A system of horizontal (in the top and bottom chords of the truss) and vertical bracing is used in the roofs of industrial and public buildings whose supporting members are in the form of plane trusses or latticed collar beams, which can bend out of the plane of the supporting members. Such a system of braces is usually used to tie together two supporting roof members: a three-dimensional assembly is formed that has sufficient rigidity with respect to bending in the horizontal plane and with respect to twisting. The other supporting members of the roof are connected to this assembly by means of purlins, cross braces, or ties. Vertical bracing is also installed along columns (usually in the form of latticed portals and spreaders) to prevent the cross frame of a building from bending out of its plane and to guard against the absorption of the longitudinal loads that arise from wind action or the braking of bridge cranes—for example, in one-story industrial buildings with steel or reinforced-concrete frames. In multistory frame buildings, continuous reinforced concrete cores are often used instead of vertical braces along columns (seeFRAME-PANEL MEMBERS).

The principle of forming a rigid three-dimensional assembly from plane supporting members by means of appropriate bracing systems is also made use of in bridges and tower-type structures.



(design engineering)
A cranklike device used for turning a bit.
A diagonally placed structural member that withstands tension and compression, and often stiffens a structure against wind.


brace, 3
1. A metal or wood member which is used to stiffen or support a structure; a strut which supports or fixes another member in position or a tie used for the same purpose.
2. An angle brace.
3. A tool having a handle, crank, and chuck; used for holding a bit or auger and rotating it to drill a hole by hand; also called a bit stock.
4. A raker, 2.


1. a hand tool for drilling holes, with a socket to hold the drill at one end and a cranked handle by which the tool can be turned
2. a sliding loop, usually of leather, attached to the cords of a drum: used to change its tension
3. a line or bracket connecting two or more staves of music
4. an appliance of metal bands and wires that can be tightened to maintain steady pressure on the teeth for correcting uneven alignment
5. Med any of various appliances for supporting the trunk, a limb, or teeth
6. another word for bracer
7. (in square-rigged sailing ships) a rope that controls the movement of a yard and thus the position of a sail

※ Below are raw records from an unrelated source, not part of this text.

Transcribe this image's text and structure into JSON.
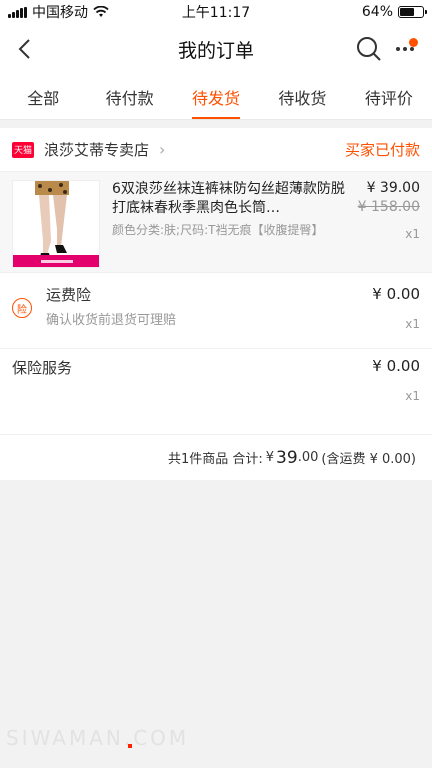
{
  "status_bar": {
    "carrier": "中国移动",
    "time": "上午11:17",
    "battery": "64%",
    "battery_level": 0.64
  },
  "navbar": {
    "title": "我的订单",
    "icons": [
      "back-arrow-icon",
      "search-icon",
      "more-icon"
    ]
  },
  "tabs": [
    {
      "label": "全部",
      "active": false
    },
    {
      "label": "待付款",
      "active": false
    },
    {
      "label": "待发货",
      "active": true
    },
    {
      "label": "待收货",
      "active": false
    },
    {
      "label": "待评价",
      "active": false
    }
  ],
  "order": {
    "badge": "天猫",
    "shop_name": "浪莎艾蒂专卖店",
    "status": "买家已付款",
    "product": {
      "title": "6双浪莎丝袜连裤袜防勾丝超薄款防脱打底袜春秋季黑肉色长筒…",
      "sku": "颜色分类:肤;尺码:T裆无痕【收腹提臀】",
      "price": "¥ 39.00",
      "original_price": "¥ 158.00",
      "qty": "x1"
    },
    "insurance": {
      "icon_label": "险",
      "title": "运费险",
      "subtitle": "确认收货前退货可理赔",
      "price": "¥ 0.00",
      "qty": "x1"
    },
    "service": {
      "title": "保险服务",
      "price": "¥ 0.00",
      "qty": "x1"
    },
    "summary": {
      "count_text": "共1件商品 合计:",
      "currency": "¥",
      "amount_big": "39",
      "amount_small": ".00",
      "freight_note": "(含运费 ¥ 0.00)"
    }
  },
  "watermark": {
    "text": "SIWAMAN.COM"
  },
  "colors": {
    "accent": "#ff5000",
    "tmall": "#ff0036"
  }
}
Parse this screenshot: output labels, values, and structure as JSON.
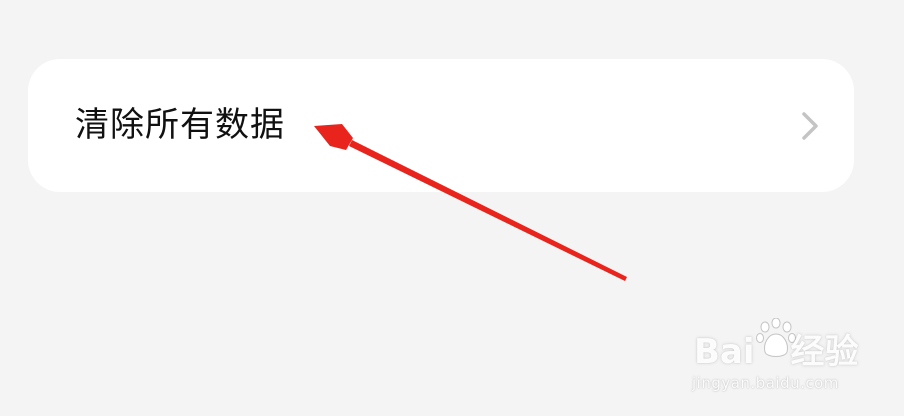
{
  "settings_row": {
    "label": "清除所有数据",
    "chevron_icon": "chevron-right-icon"
  },
  "annotation": {
    "arrow_color": "#e8241c"
  },
  "watermark": {
    "brand_prefix": "Bai",
    "brand_suffix": "经验",
    "url": "jingyan.baidu.com"
  },
  "colors": {
    "background": "#f4f4f4",
    "card": "#ffffff",
    "text": "#111111",
    "chevron": "#c4c4c4"
  }
}
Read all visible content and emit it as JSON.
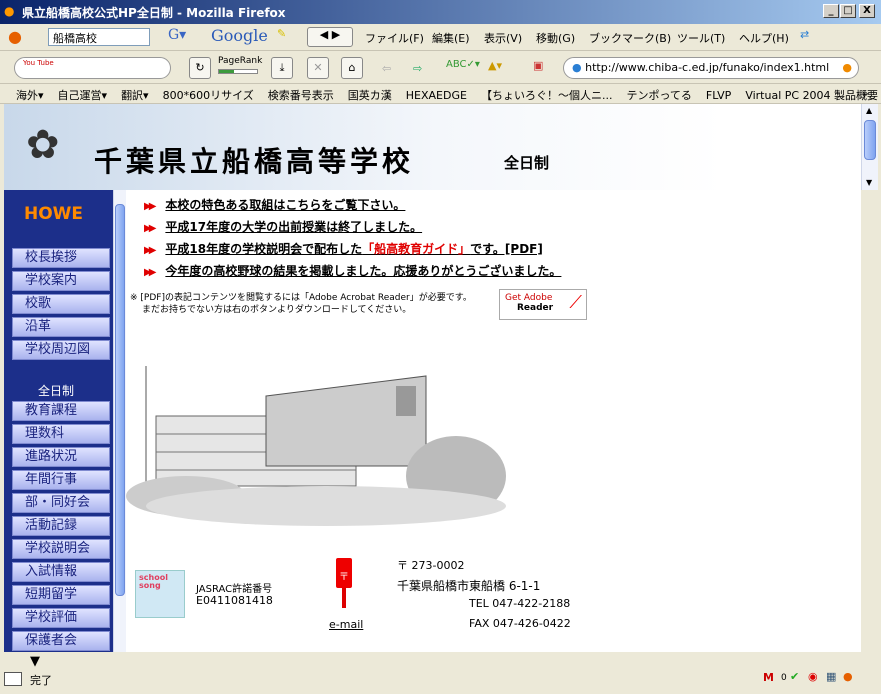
{
  "window": {
    "title": "県立船橋高校公式HP全日制 - Mozilla Firefox",
    "min": "_",
    "max": "□",
    "close": "X"
  },
  "toolbar": {
    "search_value": "船橋高校",
    "google": "Google",
    "pagerank": "PageRank",
    "pagerank_fill": 0.4,
    "menu": [
      "ファイル(F)",
      "編集(E)",
      "表示(V)",
      "移動(G)",
      "ブックマーク(B)",
      "ツール(T)",
      "ヘルプ(H)"
    ],
    "url": "http://www.chiba-c.ed.jp/funako/index1.html",
    "youtube": "You Tube"
  },
  "bookmarks": [
    "海外▾",
    "自己運営▾",
    "翻訳▾",
    "800*600リサイズ",
    "検索番号表示",
    "国英カ漢",
    "HEXAEDGE",
    "【ちょいろぐ！〜個人ニ...",
    "テンポってる",
    "FLVP",
    "Virtual PC 2004 製品概要"
  ],
  "bookmarks_more": "»",
  "banner": {
    "title": "千葉県立船橋高等学校",
    "sub": "全日制"
  },
  "sidebar": {
    "logo": "HOWE",
    "section": "全日制",
    "items_top": [
      "校長挨拶",
      "学校案内",
      "校歌",
      "沿革",
      "学校周辺図"
    ],
    "items_main": [
      "教育課程",
      "理数科",
      "進路状況",
      "年間行事",
      "部・同好会",
      "活動記録",
      "学校説明会",
      "入試情報",
      "短期留学",
      "学校評価",
      "保護者会"
    ]
  },
  "news": [
    {
      "text": "本校の特色ある取組はこちらをご覧下さい。"
    },
    {
      "text": "平成17年度の大学の出前授業は終了しました。"
    },
    {
      "text": "平成18年度の学校説明会で配布した",
      "highlight": "「船高教育ガイド」",
      "suffix": "です。[PDF]"
    },
    {
      "text": "今年度の高校野球の結果を掲載しました。応援ありがとうございました。"
    }
  ],
  "pdf_note": {
    "line1": "※ [PDF]の表記コンテンツを閲覧するには「Adobe Acrobat Reader」が必要です。",
    "line2": "まだお持ちでない方は右のボタンよりダウンロードしてください。",
    "button_get": "Get Adobe",
    "button_reader": "Reader"
  },
  "footer": {
    "jasrac_logo": "school song licensed by JASRAC",
    "jasrac_label": "JASRAC許諾番号",
    "jasrac_no": "E0411081418",
    "email": "e-mail",
    "postal": "〒 273-0002",
    "address": "千葉県船橋市東船橋 6-1-1",
    "tel": "TEL 047-422-2188",
    "fax": "FAX 047-426-0422"
  },
  "status": {
    "text": "完了",
    "gmail_count": "0"
  },
  "colors": {
    "title_bar": "#0a246a",
    "sidebar": "#1c2f8a",
    "news_arrow": "#e00000",
    "highlight": "#e00000"
  }
}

References in periodicals archive ?
I will not flee, I will not go into hiding, I will not go to the hospital, I will not use a wheelchair, I will not use a neck brace,' she said, obviously referring to former President and now Pampanga Rep.
But it seems the the Cheshirebased athlete,Olympic gymnast, who trained in Toxteth, is on the road to recovery after posting a snapshot without her neck brace saying: "Progression with my rehab, static bike, no resistance and allowed to do it with no collar on #onestepatatime.
A Mold player was transferred to hospital in neck brace but has thankfully been discharged with no long-term injuries.
Now Laura has ditched her neck brace and is attending her first training session with her fellow team-mates tomorrow after a gym session.
They said to come back in six weeks, as they replaced the neck brace with a soft collar, but the collar does not do that much so I would hope I'm well on the road back," said O'Neill.
ON THE J MEND Simon in neck brace, main pic, and in hospital, above
The 'Whatcha Say' hitmaker has posted a photo of himself lying down and sporting a neck brace on Twitter.
Drogba was put in a neck brace and taken to hospital - but was discharged after the all-clear.
King sustained a fractured vertebrae in a Polish League meeting on Monday and flew back to the UK in a neck brace yesterday.
Treated at the scene by paramedics, she was put in a neck brace and taken to the University of Hospital Wales, Cardiff.
Anyway, I was rubbish at handstands and my sadistic teacher pulled me out in front of the class to give a demonstration (old Neck Brace knew what he was doing).
After determining that Cox had feeling in her fingers and toes, paramedics strapped her on a backboard, fitted her with a neck brace and carried her off the field on a stretcher.